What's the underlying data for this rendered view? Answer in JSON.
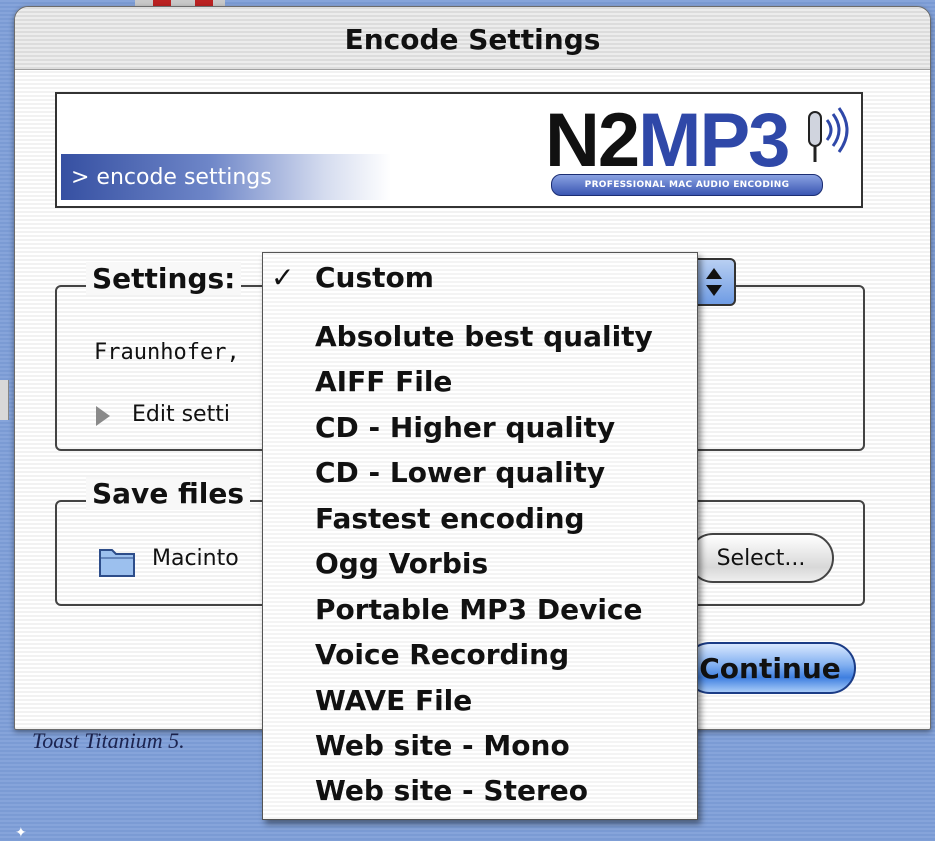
{
  "window": {
    "title": "Encode Settings"
  },
  "banner": {
    "label": "> encode settings",
    "logo_text_n2": "N2",
    "logo_text_mp3": "MP3",
    "logo_tagline": "PROFESSIONAL MAC AUDIO ENCODING"
  },
  "settings_group": {
    "label": "Settings:",
    "codec_text": "Fraunhofer,",
    "edit_label": "Edit setti"
  },
  "save_group": {
    "label": "Save files",
    "disk_text": "Macinto",
    "select_label": "Select..."
  },
  "buttons": {
    "continue_label": "Continue"
  },
  "menu": {
    "check": "✓",
    "items": [
      "Custom",
      "Absolute best quality",
      "AIFF File",
      "CD - Higher quality",
      "CD - Lower quality",
      "Fastest encoding",
      "Ogg Vorbis",
      "Portable MP3 Device",
      "Voice Recording",
      "WAVE File",
      "Web site - Mono",
      "Web site - Stereo"
    ]
  },
  "background": {
    "bottom_text": "Toast Titanium 5."
  },
  "icons": [
    "disclosure-triangle-icon",
    "folder-icon",
    "popup-arrows-icon",
    "sound-waves-icon",
    "checkmark-icon"
  ],
  "colors": {
    "accent_blue": "#3f7fe0",
    "desktop": "#7f9ed6",
    "logo_blue": "#2f48a8"
  }
}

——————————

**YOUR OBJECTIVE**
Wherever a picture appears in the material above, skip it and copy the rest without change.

**ANSWER TO THIS TASK**
What's the underlying data for this rendered view? Answer in JSON.
{
  "window": {
    "title": "Encode Settings"
  },
  "banner": {
    "label": "> encode settings",
    "logo_text_n2": "N2",
    "logo_text_mp3": "MP3",
    "logo_tagline": "PROFESSIONAL MAC AUDIO ENCODING"
  },
  "settings_group": {
    "label": "Settings:",
    "codec_text": "Fraunhofer,",
    "edit_label": "Edit setti"
  },
  "save_group": {
    "label": "Save files",
    "disk_text": "Macinto",
    "select_label": "Select..."
  },
  "buttons": {
    "continue_label": "Continue"
  },
  "menu": {
    "check": "✓",
    "items": [
      "Custom",
      "Absolute best quality",
      "AIFF File",
      "CD - Higher quality",
      "CD - Lower quality",
      "Fastest encoding",
      "Ogg Vorbis",
      "Portable MP3 Device",
      "Voice Recording",
      "WAVE File",
      "Web site - Mono",
      "Web site - Stereo"
    ]
  },
  "background": {
    "bottom_text": "Toast Titanium 5."
  },
  "icons": [
    "disclosure-triangle-icon",
    "folder-icon",
    "popup-arrows-icon",
    "sound-waves-icon",
    "checkmark-icon"
  ],
  "colors": {
    "accent_blue": "#3f7fe0",
    "desktop": "#7f9ed6",
    "logo_blue": "#2f48a8"
  }
}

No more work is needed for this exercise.